ary Bell is a woman who was convicted of killing two young boys in England in 1968, when she was just 11 years old. The case was highly publicized and caused widespread public outrage. In May 1968, Bell strangled four-year-old Martin Brown in an abandoned house in Scotswood, a neighborhood in Newcastle upon Tyne. A month later, she killed three-year-old Brian Howe in a similar manner. Bell, along with a 13-year-old accomplice, Norma Bell (no relation), was arrested and charged with the murders.
During her trial, Mary Bell pleaded not guilty, but was found guilty of manslaughter on the grounds of diminished responsibility. She was sentenced to life imprisonment, with the recommendation that she be detained indefinitely. Norma Bell was acquitted of any involvement in the murders.
The trial and conviction of Mary Bell brought the issue of juvenile crime to the forefront of public consciousness in the UK. Many were shocked and horrified that a child as young as 11 could commit such heinous crimes. The case also raised questions about the responsibility of parents, as Mary Bell had a troubled and unstable childhood.
After serving 12 years in prison, Mary Bell was released on parole in 1980. She was granted a new identity and has since lived a private life. In recent years, there have been calls for her to be granted a full pardon and for her new identity to be made public, but the UK government has refused to do so, citing the need to protect her safety and privacy.

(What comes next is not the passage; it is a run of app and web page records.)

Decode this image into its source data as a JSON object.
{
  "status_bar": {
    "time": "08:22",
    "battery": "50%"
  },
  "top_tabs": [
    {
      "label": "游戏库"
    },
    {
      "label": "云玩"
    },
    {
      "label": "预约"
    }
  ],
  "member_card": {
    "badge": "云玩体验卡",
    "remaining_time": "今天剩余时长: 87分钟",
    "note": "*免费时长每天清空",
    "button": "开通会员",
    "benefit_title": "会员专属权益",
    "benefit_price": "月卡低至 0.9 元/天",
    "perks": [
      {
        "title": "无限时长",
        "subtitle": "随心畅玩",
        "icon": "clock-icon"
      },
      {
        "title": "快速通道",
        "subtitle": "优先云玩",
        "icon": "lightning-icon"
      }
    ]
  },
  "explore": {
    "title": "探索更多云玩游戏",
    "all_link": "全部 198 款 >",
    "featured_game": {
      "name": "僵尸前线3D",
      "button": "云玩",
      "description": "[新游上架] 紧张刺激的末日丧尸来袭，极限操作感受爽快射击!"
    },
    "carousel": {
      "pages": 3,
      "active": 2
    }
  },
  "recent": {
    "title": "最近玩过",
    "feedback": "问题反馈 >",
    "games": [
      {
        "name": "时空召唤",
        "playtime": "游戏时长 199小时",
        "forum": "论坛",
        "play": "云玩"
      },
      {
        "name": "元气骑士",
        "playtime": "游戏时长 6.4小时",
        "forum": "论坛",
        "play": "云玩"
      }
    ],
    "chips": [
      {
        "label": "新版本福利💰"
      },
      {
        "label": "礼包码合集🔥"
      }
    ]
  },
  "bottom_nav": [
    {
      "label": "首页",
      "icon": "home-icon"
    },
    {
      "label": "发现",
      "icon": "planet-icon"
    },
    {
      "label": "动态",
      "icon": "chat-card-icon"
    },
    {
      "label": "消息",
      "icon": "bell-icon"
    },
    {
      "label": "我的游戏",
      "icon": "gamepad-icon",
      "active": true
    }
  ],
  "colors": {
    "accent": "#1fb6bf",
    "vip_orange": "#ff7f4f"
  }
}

The case of Mary Bell raises important ethical and legal questions about the responsibility and punishment of children who commit crimes. Some argue that children are not fully capable of understanding the gravity of their actions and should not be held to the same standards as adults. Others argue that children who commit violent crimes should be held fully accountable for their actions, regardless of their age.
It is also important to consider the psychological and social factors that may have contributed to Mary Bell’s actions. Her troubled and unstable childhood, which included neglect, abuse, and exposure to violence, likely played a significant role in her behavior. This highlights the importance of addressing and addressing such issues in order to prevent similar crimes from happening in the future.
In conclusion, Mary Bell is a woman who was convicted of killing two young boys in England in 1968, when she was just 11 years old. The case was highly publicized and caused widespread public outrage. The trial and conviction of Mary Bell brought the issue of juvenile crime to the forefront of public consciousness in the UK, raising important ethical and legal questions about the responsibility and punishment of children who commit crimes. It also highlights the importance of addressing and addressing such issues such as neglect, abuse, and exposure to violence in order to prevent similar crimes from happening in the future.
According to her family, Betty was coping with a factitious condition imposed on another (FDIA), a mental disease in which a patient wishes to hurt her child. When Mary was born, Mary’s mother intended to toss her away. After being given up to a lady who had been denied adoption, her aunt intervened to save her. At the age of two, she developed a distant, lonely, and silent personality.
In 1984, she gave birth to a daughter, but they were forced to leave after a reporter learned their identity. The girl was not recognized until Mary Bell won a lifelong extension of secrecy for both herself and her daughter on May 21, 2003, following a court struggle.